While various writers stood around last Thursday night, Dallas Mavericks owner Mark Cuban rode an exercise bike and discussed the Mavs’ upcoming game against the New Jersey Nets.
The talk turned to new Nets owner Mikhail Prokhorov, and Cuban, as usual, had something to say. Here’s how ESPN Dallas described his remark: “‘He's a [expletive],’ Cuban said Thursday evening, using a crude term considered an insult to one's manhood.”
That brought me up short – not because I was offended, or surprised that Cuban had made David Stern wince. My problem was I couldn’t figure out what Cuban had said.
I found myself trying various terms and wondering if Tim McMahon (or, possibly, his editor) would consider them crude. Then I gave up and went to Google. That did the trick. This was the unexpurgated quote: “He’s a pussy. He doesn’t come to any games. Who the hell knows?” (Happily, every story I’ve read makes it clear that Cuban was kidding around. There’s nothing more painful than sportswriters being deliberately obtuse about tone so they can clamber aboard a high horse.)
What to do about profanity is an old problem — I always think back to the poor beat writers stuck with how to describe Cubs manager Lee Elia’s famous April 1983 tantrum, recalled here. My own interest in this dates back to the spring of 1998, when Mets closer John Franco blew a 3-1 lead for the second day in a row, and described what had happened as “two horseshit days in a long season.” Touring the local papers the next day, I was amused to find that the Newark Star-Ledger had opted for “horse[spit],” the New York Post had chosen “horse[bleep]” and the New York Daily News had used “[terrible].” (The New York Times had ignored the comment entirely.) I then turned those differences into a story for The Wall Street Journal, forcing some poor editor into the rather meta exercise of how to handle profanity in a story about how to handle profanity.
Now as then, writers render profanity differently depending on their own sense of what’s a good substitute and their papers’ editorial standards: One man’s “bleep” is the next woman’s “expletive deleted” is the guy next to them’s use of dashes or asterisks.

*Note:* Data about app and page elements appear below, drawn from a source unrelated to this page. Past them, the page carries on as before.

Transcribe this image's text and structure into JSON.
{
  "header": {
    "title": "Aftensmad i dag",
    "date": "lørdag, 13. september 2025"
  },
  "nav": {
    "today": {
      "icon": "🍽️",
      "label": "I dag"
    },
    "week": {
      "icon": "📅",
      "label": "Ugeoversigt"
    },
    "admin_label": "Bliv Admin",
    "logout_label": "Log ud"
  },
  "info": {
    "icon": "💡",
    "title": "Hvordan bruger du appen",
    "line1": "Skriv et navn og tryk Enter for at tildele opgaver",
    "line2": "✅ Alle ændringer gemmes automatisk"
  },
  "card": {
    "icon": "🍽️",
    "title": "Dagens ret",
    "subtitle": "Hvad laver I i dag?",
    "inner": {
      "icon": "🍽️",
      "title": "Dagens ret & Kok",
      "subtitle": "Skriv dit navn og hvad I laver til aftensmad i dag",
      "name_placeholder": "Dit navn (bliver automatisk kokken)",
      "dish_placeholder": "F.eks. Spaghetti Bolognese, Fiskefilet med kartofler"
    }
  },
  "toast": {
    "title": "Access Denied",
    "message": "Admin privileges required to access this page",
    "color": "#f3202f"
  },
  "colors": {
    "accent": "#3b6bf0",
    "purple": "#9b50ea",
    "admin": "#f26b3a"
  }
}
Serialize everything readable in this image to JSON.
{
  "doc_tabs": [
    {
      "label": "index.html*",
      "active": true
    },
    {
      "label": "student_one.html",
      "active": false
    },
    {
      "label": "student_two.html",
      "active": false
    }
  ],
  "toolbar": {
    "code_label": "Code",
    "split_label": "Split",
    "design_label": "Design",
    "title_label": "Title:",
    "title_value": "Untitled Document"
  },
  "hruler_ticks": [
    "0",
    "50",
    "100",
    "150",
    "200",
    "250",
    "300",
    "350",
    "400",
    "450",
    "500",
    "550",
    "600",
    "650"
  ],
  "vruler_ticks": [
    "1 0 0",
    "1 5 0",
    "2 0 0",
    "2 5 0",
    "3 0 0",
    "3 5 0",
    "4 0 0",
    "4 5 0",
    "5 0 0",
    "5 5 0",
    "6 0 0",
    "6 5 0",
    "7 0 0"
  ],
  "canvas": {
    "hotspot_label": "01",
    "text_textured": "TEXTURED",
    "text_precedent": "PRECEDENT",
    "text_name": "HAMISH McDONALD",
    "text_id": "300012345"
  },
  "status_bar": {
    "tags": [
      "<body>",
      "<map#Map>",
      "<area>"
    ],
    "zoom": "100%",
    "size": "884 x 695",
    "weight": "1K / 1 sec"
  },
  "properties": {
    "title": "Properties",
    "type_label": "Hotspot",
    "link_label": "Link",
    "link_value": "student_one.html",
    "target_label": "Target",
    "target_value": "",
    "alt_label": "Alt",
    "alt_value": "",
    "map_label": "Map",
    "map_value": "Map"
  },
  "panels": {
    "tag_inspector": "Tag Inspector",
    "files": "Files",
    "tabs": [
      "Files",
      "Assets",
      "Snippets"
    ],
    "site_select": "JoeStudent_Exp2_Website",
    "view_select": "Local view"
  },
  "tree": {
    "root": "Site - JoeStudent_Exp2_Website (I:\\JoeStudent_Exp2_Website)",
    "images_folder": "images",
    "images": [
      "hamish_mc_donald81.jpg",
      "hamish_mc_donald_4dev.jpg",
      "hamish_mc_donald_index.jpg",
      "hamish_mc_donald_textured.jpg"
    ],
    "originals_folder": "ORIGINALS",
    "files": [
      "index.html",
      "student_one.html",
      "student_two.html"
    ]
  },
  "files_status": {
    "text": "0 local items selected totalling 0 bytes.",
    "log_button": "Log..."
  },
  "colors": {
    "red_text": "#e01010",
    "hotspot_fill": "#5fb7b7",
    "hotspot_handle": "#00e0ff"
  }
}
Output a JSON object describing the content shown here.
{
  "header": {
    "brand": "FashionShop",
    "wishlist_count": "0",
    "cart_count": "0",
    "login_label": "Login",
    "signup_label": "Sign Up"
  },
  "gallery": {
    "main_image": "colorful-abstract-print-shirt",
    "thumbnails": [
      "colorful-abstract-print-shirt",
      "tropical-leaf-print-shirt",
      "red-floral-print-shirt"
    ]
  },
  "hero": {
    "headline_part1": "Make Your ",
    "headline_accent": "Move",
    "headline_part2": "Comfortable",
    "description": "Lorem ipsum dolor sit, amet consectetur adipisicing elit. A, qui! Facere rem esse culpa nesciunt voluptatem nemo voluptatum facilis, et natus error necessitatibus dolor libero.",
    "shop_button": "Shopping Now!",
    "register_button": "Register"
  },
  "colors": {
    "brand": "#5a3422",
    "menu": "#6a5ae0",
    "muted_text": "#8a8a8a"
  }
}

Does the web change anything about the fundamentals of how to handle profanity? In some ways, no — every news organization will think about its audience and make a call, which isn’t much of a change from 1960. But in other ways, yes — I think it does.
The web has eliminated papers’ geographic protections, letting us pick and choose from many different takes separated by just a couple of clicks. And so now we read with impatient eyes and itchy fingers. That unhelpful “[expletive]” in ESPN Dallas’s account threw me right out of the story. I went somewhere else to find out what I wanted to know and never came back.
But the web can help us, too. Online, we often present not an entire story but just a summary or headline, letting the reader decide whether or not to click. We can and should use this format to give readers proper warning about what’s coming – as I’ve written before, one of the commandments of web journalism is never surprise a reader with a link. With that in mind, the booby prize for handling Cuban’s comment goes to the Huffington Post, which included Cuban's term in the headline with an asterisk replacing the "u," and then used the word in full in the article.
That single asterisk isn’t fig leaf enough to protect anybody who would take offense.
If we do that, we can worry less about profanity — provided we’re on the right side of the link. The Cuban story was only a story because of what he said; if you’re going to write about that, give your readers a warning and then treat them like adults, without making them count dashes or ponder words in brackets.
— Tip of the cap to Dan Shanoff.
Jason Fry is a freelance writer and media consultant in Brooklyn, N.Y. He spent more than 12 years at The Wall Street Journal Online, serving as a writer, columnist, editor and projects guy. While at WSJ.com he edited and co-wrote The Daily Fix, a daily roundup of the best sportswriting online. He blogs about the Mets at Faith and Fear in Flushing, and about the newspaper industry at Reinventing the Newsroom. Write to him at email@example.com, visit him on Facebook, or follow him on Twitter.on Fry is a freelance writer and media consultant in Brooklyn, N.Y. He spent more than 12 years at The Wall Street Journal Online, serving as a writer, columnist, editor and projects guy. While at WSJ.com he edited and co-wrote The Daily Fix, a daily roundup of the best sportswriting online. He blogs about the Mets at Faith and Fear in Flushing, and about the newspaper industry at Reinventing the Newsroom. Write to him at firstname.lastname@example.org, visit him on Facebook, or follow him on Twitter.